The most dangerous effect of screen addiction is potentially distracted driving. The Children’s Hospital of Philadelphia Research Institute’s Teen Driver Source stated that behind-the-wheel cell phone use has become a “life-threatening norm.” The brain activity associated with driving decreases by 37 percent when using a cellphone, according to Teen Driver Source.
After losing a friend in a car accident, junior Reese Weiden became aware of the dangers that accompany driving a vehicle. The accident led Weiden to become hyper-vigilant in making sure that she and her friends who were beginning to get their licenses were safe while driving. A large facet of driving safely is not engaging in distracted driving, especially electronic use behind the wheel.

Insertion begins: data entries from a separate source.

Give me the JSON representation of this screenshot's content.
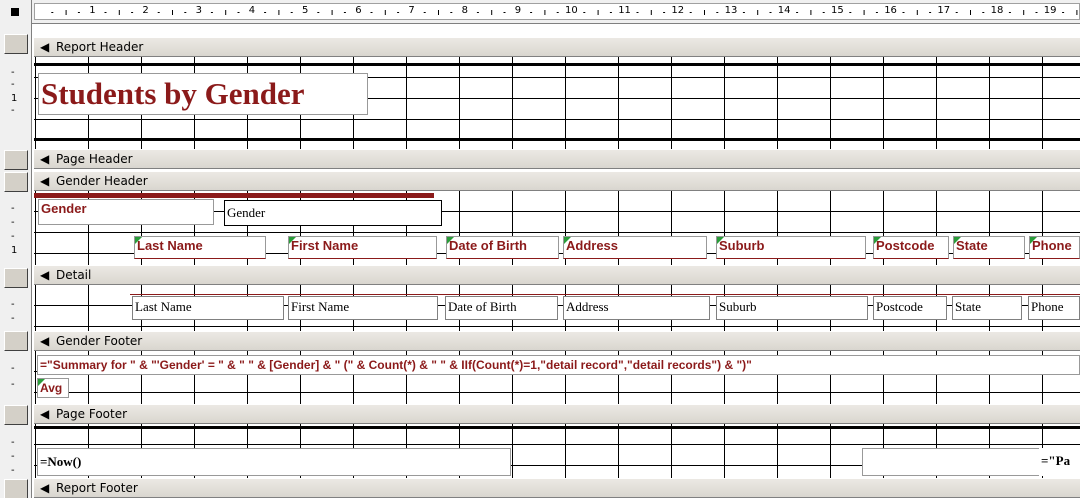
{
  "ruler": {
    "numbers": [
      "1",
      "2",
      "3",
      "4",
      "5",
      "6",
      "7",
      "8",
      "9",
      "10",
      "11",
      "12",
      "13",
      "14",
      "15",
      "16",
      "17",
      "18",
      "19"
    ]
  },
  "gutter": {
    "vertical_marks": [
      "1",
      "1"
    ]
  },
  "sections": {
    "report_header": "Report Header",
    "page_header": "Page Header",
    "gender_header": "Gender Header",
    "detail": "Detail",
    "gender_footer": "Gender Footer",
    "page_footer": "Page Footer",
    "report_footer": "Report Footer"
  },
  "report_header": {
    "title": "Students by Gender"
  },
  "gender_header": {
    "gender_label": "Gender",
    "gender_field": "Gender",
    "column_labels": [
      "Last Name",
      "First Name",
      "Date of Birth",
      "Address",
      "Suburb",
      "Postcode",
      "State",
      "Phone"
    ]
  },
  "detail": {
    "fields": [
      "Last Name",
      "First Name",
      "Date of Birth",
      "Address",
      "Suburb",
      "Postcode",
      "State",
      "Phone"
    ]
  },
  "gender_footer": {
    "summary_expression": "=\"Summary for \" & \"'Gender' = \" & \" \" & [Gender] & \" (\" & Count(*) & \" \" & IIf(Count(*)=1,\"detail record\",\"detail records\") & \")\"",
    "avg_label": "Avg"
  },
  "page_footer": {
    "now_expression": "=Now()",
    "page_expression": "=\"Pa"
  },
  "colors": {
    "label_text": "#8b1a1a",
    "grid_line": "#000000",
    "section_bar": "#d9d6cf",
    "flag": "#2a9d3a"
  }
}
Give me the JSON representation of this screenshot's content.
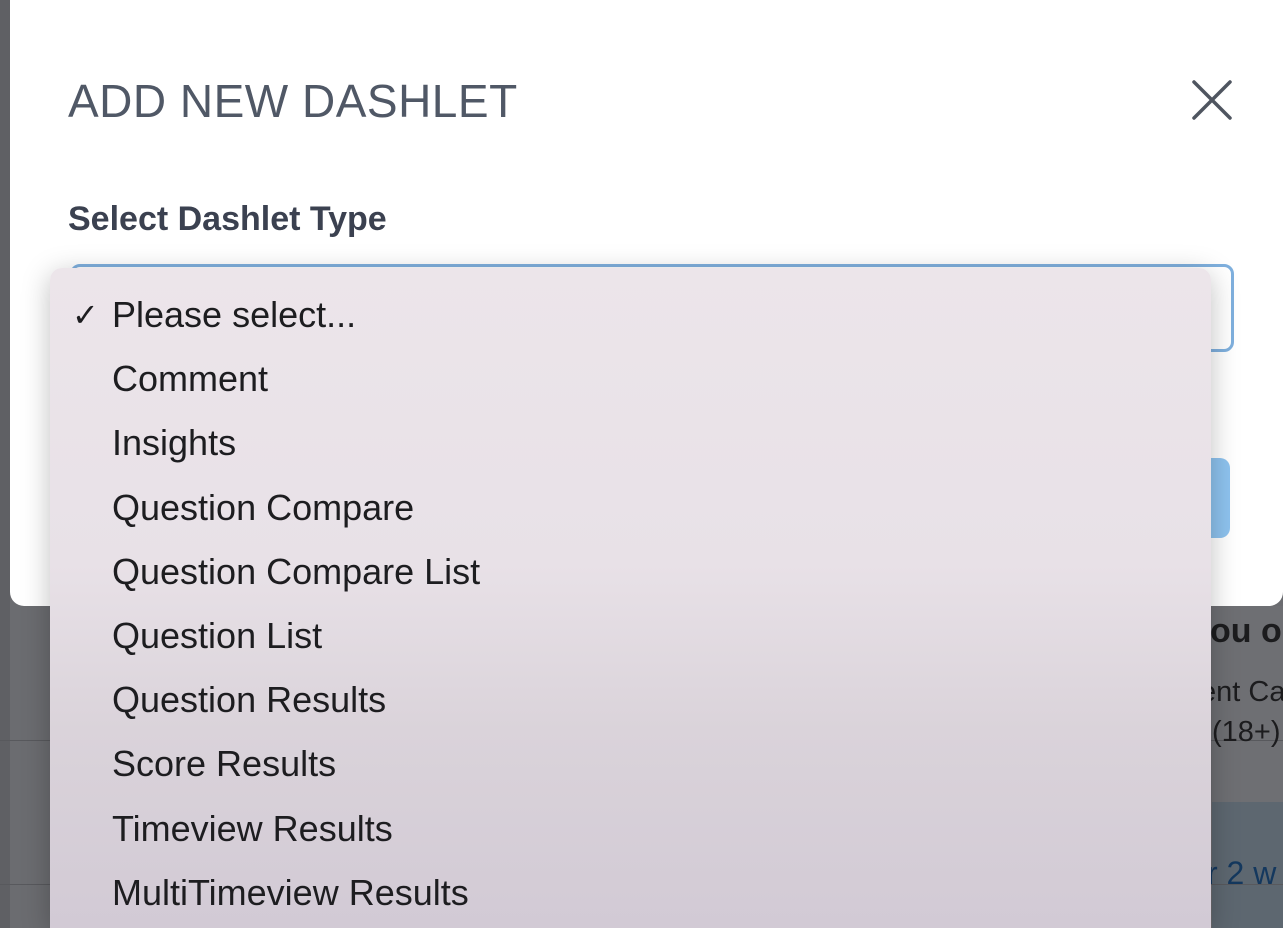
{
  "background": {
    "heading_fragment": "ou o",
    "text_fragment_1": "ent Ca",
    "text_fragment_2": "(18+)",
    "link_fragment": "r 2 w"
  },
  "modal": {
    "title": "ADD NEW DASHLET",
    "close_icon": "close-icon",
    "field_label": "Select Dashlet Type"
  },
  "dropdown": {
    "selected_mark": "✓",
    "items": [
      {
        "label": "Please select...",
        "selected": true
      },
      {
        "label": "Comment",
        "selected": false
      },
      {
        "label": "Insights",
        "selected": false
      },
      {
        "label": "Question Compare",
        "selected": false
      },
      {
        "label": "Question Compare List",
        "selected": false
      },
      {
        "label": "Question List",
        "selected": false
      },
      {
        "label": "Question Results",
        "selected": false
      },
      {
        "label": "Score Results",
        "selected": false
      },
      {
        "label": "Timeview Results",
        "selected": false
      },
      {
        "label": "MultiTimeview Results",
        "selected": false
      }
    ]
  },
  "colors": {
    "title": "#505866",
    "label": "#3b4150",
    "select_border": "#7fb0de",
    "primary_button": "#8ec3ef"
  }
}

“Distracted driving becomes dangerous when people are texting because you have [to] type words which takes attention away from driving. Even if you’re just looking away for a second, you can’t drive defensively,” Weiden said. “One decision or lack of focus could get you in a pretty bad spot.”
“People generally, I think, have an inclination to be in the know of what’s happening on their phone,” Weiden said. While Weiden described the temptation as an inclination to be ‘in the know,’ King described it as a habit. “I feel like if you think about it, it doesn’t really make sense that [teenagers] will be [using their phones while driving], but it’s just a habit for some people,” King said.
Menlo Upper School students will partake in a larger distracted driving program next year according to Fauver. The program will explain the risks of distracted driving and how to keep yourself from doing it to prevent future accidents from taking place. Stories about teenagers and their families that have been impacted by distracted driving will be presented at a similar assembly to the impaired driving assembly that occurred in March.
This epidemic of addiction has prompted a wide array of counterattacks, from screen time software to household rules. Parents struggle to simultaneously let their children learn self-control and ensure their children are practicing safe habits.
Bowen has three children, ages seven, nine and eleven. He and his wife decided not to get them smartphones until they are 18. “I know that will get tricky, but they’ll have flip phones which they can use to text their buddies, get calls, etc., and I’m OK if they don’t have access to 20,000 dark apps,” he said.
Dean of Student Life and math teacher Eve Kulbieda is the parent of a six-year-old and an eight-year-old. “We regulate pretty tightly. They’re not allowed to have any access to devices Monday through Thursday. So they get two hours [per day] on Friday, Saturday and Sunday and they can use it however they want,” Kulbieda said.
Both Bowen and Kulbieda emphasize keeping clear, open communication about technology with their children. “We have a saying in our house ‘Are you using tech or is tech using you?’ So we talk openly about how these apps have algorithms that can set you into these deep dark holes. We talk about how technology has been proven to impact mental and emotional health. We make it clear why we have the rules we do,” Kulbieda said.
Junior Chloe Appel has hour screen limits set by her parents on Instagram and Snapchat. Appel’s parents limit her screen time because they believe that too much time on electronics is harmful to the developing brain of a teenager. Appel understands where her parents are coming from, but she admits that it can be frustrating when the screen limits come on, especially when she is in the middle of a conversation.
Appel made her own decision to delete TikTok for Lent which she claims to have been a good choice that allowed her to dedicate more time to her schoolwork. However, Appel is still not fully supportive of the restrictions her parents make for her. “I feel like growing up with the restrictions that [my parents] have put on has definitely helped me become better at managing my screen time, but at the same, I kind of wish they would let me do my own thing,” Appel said.